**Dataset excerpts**
===

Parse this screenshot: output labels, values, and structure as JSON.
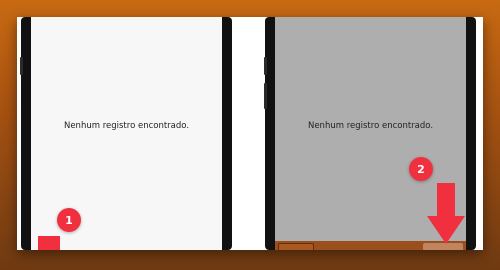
{
  "left_panel": {
    "empty_message": "Nenhum registro encontrado.",
    "step_badge": "1"
  },
  "right_panel": {
    "empty_message": "Nenhum registro encontrado.",
    "step_badge": "2"
  },
  "colors": {
    "accent": "#f0303e",
    "frame_background": "#b85e14",
    "overlay": "#aeaeae"
  }
}
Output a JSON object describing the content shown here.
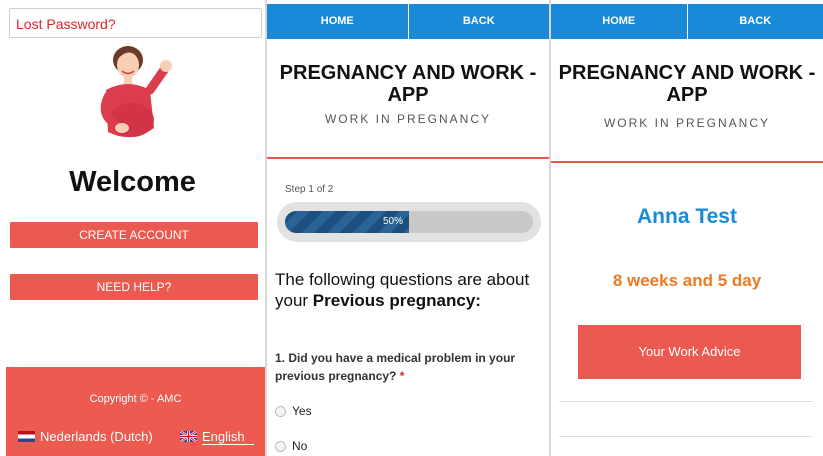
{
  "panel1": {
    "lost_password": "Lost Password?",
    "welcome": "Welcome",
    "create_account": "CREATE ACCOUNT",
    "need_help": "NEED HELP?",
    "copyright": "Copyright © - AMC",
    "lang_nl": "Nederlands (Dutch)",
    "lang_en": "English"
  },
  "nav": {
    "home": "HOME",
    "back": "BACK"
  },
  "app": {
    "title": "PREGNANCY AND WORK - APP",
    "subtitle": "WORK IN PREGNANCY"
  },
  "panel2": {
    "step": "Step 1 of 2",
    "progress_percent": 50,
    "progress_label": "50%",
    "intro_text": "The following questions are about your ",
    "intro_bold": "Previous pregnancy:",
    "question": "1. Did you have a medical problem in your previous pregnancy?",
    "required_mark": "*",
    "options": [
      "Yes",
      "No"
    ]
  },
  "panel3": {
    "user_name": "Anna Test",
    "duration": "8 weeks and 5 day",
    "advice_button": "Your Work Advice"
  },
  "colors": {
    "accent_red": "#ea5a50",
    "nav_blue": "#1a8ad8",
    "orange": "#f07a22"
  }
}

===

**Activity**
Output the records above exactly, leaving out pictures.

**Reply to the task**
Parse this screenshot: output labels, values, and structure as JSON.
{
  "left_panel": {
    "empty_message": "Nenhum registro encontrado.",
    "step_badge": "1"
  },
  "right_panel": {
    "empty_message": "Nenhum registro encontrado.",
    "step_badge": "2"
  },
  "colors": {
    "accent": "#f0303e",
    "frame_background": "#b85e14",
    "overlay": "#aeaeae"
  }
}
Output a JSON object describing the content shown here.
{
  "panel1": {
    "lost_password": "Lost Password?",
    "welcome": "Welcome",
    "create_account": "CREATE ACCOUNT",
    "need_help": "NEED HELP?",
    "copyright": "Copyright © - AMC",
    "lang_nl": "Nederlands (Dutch)",
    "lang_en": "English"
  },
  "nav": {
    "home": "HOME",
    "back": "BACK"
  },
  "app": {
    "title": "PREGNANCY AND WORK - APP",
    "subtitle": "WORK IN PREGNANCY"
  },
  "panel2": {
    "step": "Step 1 of 2",
    "progress_percent": 50,
    "progress_label": "50%",
    "intro_text": "The following questions are about your ",
    "intro_bold": "Previous pregnancy:",
    "question": "1. Did you have a medical problem in your previous pregnancy?",
    "required_mark": "*",
    "options": [
      "Yes",
      "No"
    ]
  },
  "panel3": {
    "user_name": "Anna Test",
    "duration": "8 weeks and 5 day",
    "advice_button": "Your Work Advice"
  },
  "colors": {
    "accent_red": "#ea5a50",
    "nav_blue": "#1a8ad8",
    "orange": "#f07a22"
  }
}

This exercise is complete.